**WHAT NEEDS TO BE DONE**
For this exercise, report every line of the material that includes "Business".

______

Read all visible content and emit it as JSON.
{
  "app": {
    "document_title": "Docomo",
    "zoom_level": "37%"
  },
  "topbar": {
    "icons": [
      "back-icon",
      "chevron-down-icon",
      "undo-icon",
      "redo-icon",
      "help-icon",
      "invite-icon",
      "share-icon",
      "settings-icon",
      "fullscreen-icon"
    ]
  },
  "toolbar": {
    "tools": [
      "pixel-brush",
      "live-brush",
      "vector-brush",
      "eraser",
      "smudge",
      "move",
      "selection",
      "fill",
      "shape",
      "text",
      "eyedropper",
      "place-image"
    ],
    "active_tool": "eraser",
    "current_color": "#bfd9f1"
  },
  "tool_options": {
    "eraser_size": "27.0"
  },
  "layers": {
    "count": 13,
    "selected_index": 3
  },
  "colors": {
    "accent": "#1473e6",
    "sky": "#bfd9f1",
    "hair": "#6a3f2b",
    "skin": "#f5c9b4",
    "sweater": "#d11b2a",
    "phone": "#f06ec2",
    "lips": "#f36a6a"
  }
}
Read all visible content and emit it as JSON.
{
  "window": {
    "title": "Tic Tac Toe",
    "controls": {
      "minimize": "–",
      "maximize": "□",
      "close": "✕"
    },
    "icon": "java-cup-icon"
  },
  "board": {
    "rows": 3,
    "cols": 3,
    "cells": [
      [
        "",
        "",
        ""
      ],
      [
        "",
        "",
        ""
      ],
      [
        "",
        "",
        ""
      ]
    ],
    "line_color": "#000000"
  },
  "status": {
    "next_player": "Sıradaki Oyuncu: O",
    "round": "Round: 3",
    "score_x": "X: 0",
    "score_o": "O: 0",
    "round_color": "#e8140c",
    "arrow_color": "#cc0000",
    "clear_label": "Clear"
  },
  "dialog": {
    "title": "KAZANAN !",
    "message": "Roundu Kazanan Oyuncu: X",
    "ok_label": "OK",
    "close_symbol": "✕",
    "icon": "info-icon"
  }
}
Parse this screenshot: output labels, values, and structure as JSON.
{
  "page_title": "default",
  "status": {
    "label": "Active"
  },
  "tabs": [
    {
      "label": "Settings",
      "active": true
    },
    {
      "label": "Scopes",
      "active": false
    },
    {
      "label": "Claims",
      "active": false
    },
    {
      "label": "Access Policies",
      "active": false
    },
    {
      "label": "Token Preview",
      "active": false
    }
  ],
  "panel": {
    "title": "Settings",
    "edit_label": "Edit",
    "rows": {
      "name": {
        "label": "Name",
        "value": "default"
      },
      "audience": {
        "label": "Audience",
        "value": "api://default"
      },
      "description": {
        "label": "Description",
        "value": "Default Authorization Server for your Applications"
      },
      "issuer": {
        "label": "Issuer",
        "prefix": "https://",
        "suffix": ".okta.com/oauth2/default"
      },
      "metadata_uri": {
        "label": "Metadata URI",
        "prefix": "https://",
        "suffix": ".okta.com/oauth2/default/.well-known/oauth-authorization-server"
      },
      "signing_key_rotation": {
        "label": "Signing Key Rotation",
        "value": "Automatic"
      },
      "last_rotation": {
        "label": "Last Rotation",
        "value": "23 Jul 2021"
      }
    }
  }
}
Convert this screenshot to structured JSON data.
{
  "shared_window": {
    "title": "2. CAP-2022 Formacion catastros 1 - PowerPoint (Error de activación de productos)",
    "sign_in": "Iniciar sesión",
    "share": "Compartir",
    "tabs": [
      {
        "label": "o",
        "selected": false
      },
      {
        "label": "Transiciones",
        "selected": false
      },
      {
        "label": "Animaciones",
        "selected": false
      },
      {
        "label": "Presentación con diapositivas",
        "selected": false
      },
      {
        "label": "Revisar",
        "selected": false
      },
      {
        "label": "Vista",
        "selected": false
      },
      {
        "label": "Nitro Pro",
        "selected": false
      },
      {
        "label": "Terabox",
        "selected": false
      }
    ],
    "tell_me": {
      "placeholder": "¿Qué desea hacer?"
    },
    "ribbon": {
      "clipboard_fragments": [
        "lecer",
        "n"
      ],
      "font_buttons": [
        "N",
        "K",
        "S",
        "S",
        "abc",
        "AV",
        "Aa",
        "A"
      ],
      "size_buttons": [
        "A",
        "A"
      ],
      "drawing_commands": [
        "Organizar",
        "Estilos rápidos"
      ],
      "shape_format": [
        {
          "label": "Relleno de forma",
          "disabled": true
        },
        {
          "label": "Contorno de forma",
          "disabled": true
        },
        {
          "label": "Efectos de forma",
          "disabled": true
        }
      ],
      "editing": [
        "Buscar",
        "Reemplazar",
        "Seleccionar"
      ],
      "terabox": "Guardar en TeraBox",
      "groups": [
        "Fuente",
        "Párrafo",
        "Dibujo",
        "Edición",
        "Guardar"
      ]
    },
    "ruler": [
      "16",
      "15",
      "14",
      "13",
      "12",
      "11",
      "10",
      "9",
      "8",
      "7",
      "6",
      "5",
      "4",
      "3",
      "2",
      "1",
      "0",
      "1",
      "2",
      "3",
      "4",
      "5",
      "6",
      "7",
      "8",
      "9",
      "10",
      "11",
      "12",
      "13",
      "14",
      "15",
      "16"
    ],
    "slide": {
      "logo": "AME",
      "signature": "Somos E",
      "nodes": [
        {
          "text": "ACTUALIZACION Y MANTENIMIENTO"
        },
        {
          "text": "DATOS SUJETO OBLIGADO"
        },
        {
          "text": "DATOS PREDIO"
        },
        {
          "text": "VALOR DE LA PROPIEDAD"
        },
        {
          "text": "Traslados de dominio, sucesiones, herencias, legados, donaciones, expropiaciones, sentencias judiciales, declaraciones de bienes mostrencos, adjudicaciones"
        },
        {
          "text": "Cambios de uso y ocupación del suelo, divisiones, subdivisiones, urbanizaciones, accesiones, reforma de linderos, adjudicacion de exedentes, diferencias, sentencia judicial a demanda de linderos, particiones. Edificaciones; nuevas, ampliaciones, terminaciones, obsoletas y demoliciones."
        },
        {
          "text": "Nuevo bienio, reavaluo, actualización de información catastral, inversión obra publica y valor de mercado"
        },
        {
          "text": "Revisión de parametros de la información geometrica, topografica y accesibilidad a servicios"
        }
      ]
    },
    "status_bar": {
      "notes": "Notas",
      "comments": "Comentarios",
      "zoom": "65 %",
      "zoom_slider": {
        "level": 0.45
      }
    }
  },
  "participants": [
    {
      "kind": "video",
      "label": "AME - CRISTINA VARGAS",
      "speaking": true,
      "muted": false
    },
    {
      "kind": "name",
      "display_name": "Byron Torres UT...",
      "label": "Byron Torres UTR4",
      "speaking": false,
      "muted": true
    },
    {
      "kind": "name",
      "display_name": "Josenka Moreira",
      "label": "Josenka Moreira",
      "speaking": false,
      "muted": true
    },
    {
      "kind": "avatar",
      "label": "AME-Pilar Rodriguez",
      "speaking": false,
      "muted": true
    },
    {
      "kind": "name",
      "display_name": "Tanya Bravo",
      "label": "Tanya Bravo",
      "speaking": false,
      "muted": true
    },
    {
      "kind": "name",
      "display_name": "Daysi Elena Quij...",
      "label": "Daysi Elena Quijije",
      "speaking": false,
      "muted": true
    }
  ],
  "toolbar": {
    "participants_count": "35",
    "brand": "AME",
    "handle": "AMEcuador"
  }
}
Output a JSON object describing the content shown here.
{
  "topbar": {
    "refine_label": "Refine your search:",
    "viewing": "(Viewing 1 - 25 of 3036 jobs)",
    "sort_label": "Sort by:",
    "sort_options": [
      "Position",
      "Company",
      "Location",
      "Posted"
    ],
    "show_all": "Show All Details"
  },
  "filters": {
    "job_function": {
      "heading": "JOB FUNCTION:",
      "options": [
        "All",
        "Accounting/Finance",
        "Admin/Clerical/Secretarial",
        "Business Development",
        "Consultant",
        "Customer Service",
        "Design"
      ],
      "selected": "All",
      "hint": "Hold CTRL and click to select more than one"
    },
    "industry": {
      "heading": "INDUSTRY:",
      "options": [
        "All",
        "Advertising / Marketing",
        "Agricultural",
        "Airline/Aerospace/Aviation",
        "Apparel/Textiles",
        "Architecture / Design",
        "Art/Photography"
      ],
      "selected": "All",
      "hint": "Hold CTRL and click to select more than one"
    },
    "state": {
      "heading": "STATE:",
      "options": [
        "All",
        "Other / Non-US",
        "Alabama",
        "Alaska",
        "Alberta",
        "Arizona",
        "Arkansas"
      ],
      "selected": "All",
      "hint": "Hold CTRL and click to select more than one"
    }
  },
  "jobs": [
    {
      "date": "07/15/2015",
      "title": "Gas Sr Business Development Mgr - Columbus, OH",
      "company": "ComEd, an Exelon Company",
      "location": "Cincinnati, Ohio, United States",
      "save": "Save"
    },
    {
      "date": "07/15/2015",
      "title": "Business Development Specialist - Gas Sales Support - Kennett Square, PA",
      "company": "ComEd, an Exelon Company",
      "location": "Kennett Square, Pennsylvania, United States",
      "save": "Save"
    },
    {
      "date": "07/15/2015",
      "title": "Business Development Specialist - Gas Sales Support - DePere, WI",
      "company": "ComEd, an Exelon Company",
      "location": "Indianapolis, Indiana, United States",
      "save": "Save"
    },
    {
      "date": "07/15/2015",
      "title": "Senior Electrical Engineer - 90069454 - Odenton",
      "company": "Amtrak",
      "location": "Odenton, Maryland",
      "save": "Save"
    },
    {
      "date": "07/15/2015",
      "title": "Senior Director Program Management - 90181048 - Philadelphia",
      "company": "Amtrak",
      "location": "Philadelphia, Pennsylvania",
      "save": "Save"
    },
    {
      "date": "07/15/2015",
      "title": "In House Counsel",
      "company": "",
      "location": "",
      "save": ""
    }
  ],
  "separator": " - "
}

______

**ANSWER TO THIS EXERCISE**
        "Business Development",
      "title": "Gas Sr Business Development Mgr - Columbus, OH",
      "title": "Business Development Specialist - Gas Sales Support - Kennett Square, PA",
      "title": "Business Development Specialist - Gas Sales Support - DePere, WI",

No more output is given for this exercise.